EXERCISE DETAILS:
Reproduce the entries verbatim; no pictures.

INFORMATION PROVIDED:
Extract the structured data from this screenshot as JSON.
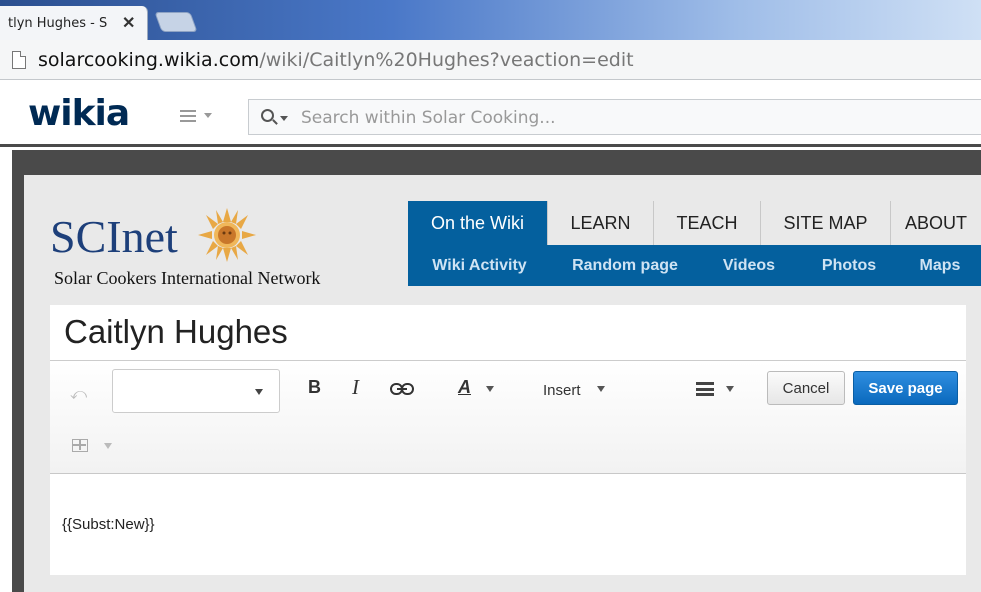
{
  "browser": {
    "tab_title": "tlyn Hughes - S",
    "url_host": "solarcooking.wikia.com",
    "url_path": "/wiki/Caitlyn%20Hughes?veaction=edit"
  },
  "wikia": {
    "logo": "wikia",
    "search_placeholder": "Search within Solar Cooking..."
  },
  "site": {
    "logo_title": "SCInet",
    "logo_subtitle": "Solar Cookers International Network"
  },
  "nav": {
    "tabs": [
      "On the Wiki",
      "LEARN",
      "TEACH",
      "SITE MAP",
      "ABOUT"
    ],
    "subitems": [
      "Wiki Activity",
      "Random page",
      "Videos",
      "Photos",
      "Maps"
    ]
  },
  "editor": {
    "page_title": "Caitlyn Hughes",
    "bold": "B",
    "italic": "I",
    "style": "A",
    "insert": "Insert",
    "cancel": "Cancel",
    "save": "Save page",
    "body": "{{Subst:New}}"
  },
  "colors": {
    "nav_blue": "#04609e",
    "save_blue": "#0a69bd",
    "logo_navy": "#1d3f7a",
    "sun_orange": "#e8a845"
  },
  "icons": [
    "close-icon",
    "page-icon",
    "hamburger-icon",
    "search-icon",
    "sun-logo-icon",
    "undo-icon",
    "link-icon",
    "list-icon",
    "table-icon"
  ]
}
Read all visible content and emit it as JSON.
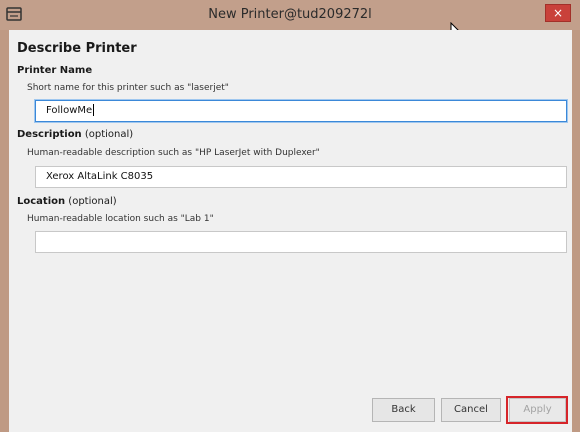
{
  "window": {
    "title": "New Printer@tud209272l",
    "close_symbol": "×",
    "icon": "printer-icon",
    "accent_color": "#c29f8b",
    "close_color": "#c9413a"
  },
  "page": {
    "heading": "Describe Printer"
  },
  "printer_name": {
    "label": "Printer Name",
    "hint": "Short name for this printer such as \"laserjet\"",
    "value": "FollowMe"
  },
  "description": {
    "label": "Description",
    "optional": " (optional)",
    "hint": "Human-readable description such as \"HP LaserJet with Duplexer\"",
    "value": "Xerox AltaLink C8035"
  },
  "location": {
    "label": "Location",
    "optional": " (optional)",
    "hint": "Human-readable location such as \"Lab 1\"",
    "value": ""
  },
  "buttons": {
    "back": "Back",
    "cancel": "Cancel",
    "apply": "Apply"
  },
  "highlight_color": "#d6252a"
}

RESULT OF THIS EXERCISE:
Extract the structured data from this screenshot as JSON.
{
  "browser": {
    "tab_title": "tlyn Hughes - S",
    "url_host": "solarcooking.wikia.com",
    "url_path": "/wiki/Caitlyn%20Hughes?veaction=edit"
  },
  "wikia": {
    "logo": "wikia",
    "search_placeholder": "Search within Solar Cooking..."
  },
  "site": {
    "logo_title": "SCInet",
    "logo_subtitle": "Solar Cookers International Network"
  },
  "nav": {
    "tabs": [
      "On the Wiki",
      "LEARN",
      "TEACH",
      "SITE MAP",
      "ABOUT"
    ],
    "subitems": [
      "Wiki Activity",
      "Random page",
      "Videos",
      "Photos",
      "Maps"
    ]
  },
  "editor": {
    "page_title": "Caitlyn Hughes",
    "bold": "B",
    "italic": "I",
    "style": "A",
    "insert": "Insert",
    "cancel": "Cancel",
    "save": "Save page",
    "body": "{{Subst:New}}"
  },
  "colors": {
    "nav_blue": "#04609e",
    "save_blue": "#0a69bd",
    "logo_navy": "#1d3f7a",
    "sun_orange": "#e8a845"
  },
  "icons": [
    "close-icon",
    "page-icon",
    "hamburger-icon",
    "search-icon",
    "sun-logo-icon",
    "undo-icon",
    "link-icon",
    "list-icon",
    "table-icon"
  ]
}
Read all visible content and emit it as JSON.
{
  "window": {
    "title": "New Printer@tud209272l",
    "close_symbol": "×",
    "icon": "printer-icon",
    "accent_color": "#c29f8b",
    "close_color": "#c9413a"
  },
  "page": {
    "heading": "Describe Printer"
  },
  "printer_name": {
    "label": "Printer Name",
    "hint": "Short name for this printer such as \"laserjet\"",
    "value": "FollowMe"
  },
  "description": {
    "label": "Description",
    "optional": " (optional)",
    "hint": "Human-readable description such as \"HP LaserJet with Duplexer\"",
    "value": "Xerox AltaLink C8035"
  },
  "location": {
    "label": "Location",
    "optional": " (optional)",
    "hint": "Human-readable location such as \"Lab 1\"",
    "value": ""
  },
  "buttons": {
    "back": "Back",
    "cancel": "Cancel",
    "apply": "Apply"
  },
  "highlight_color": "#d6252a"
}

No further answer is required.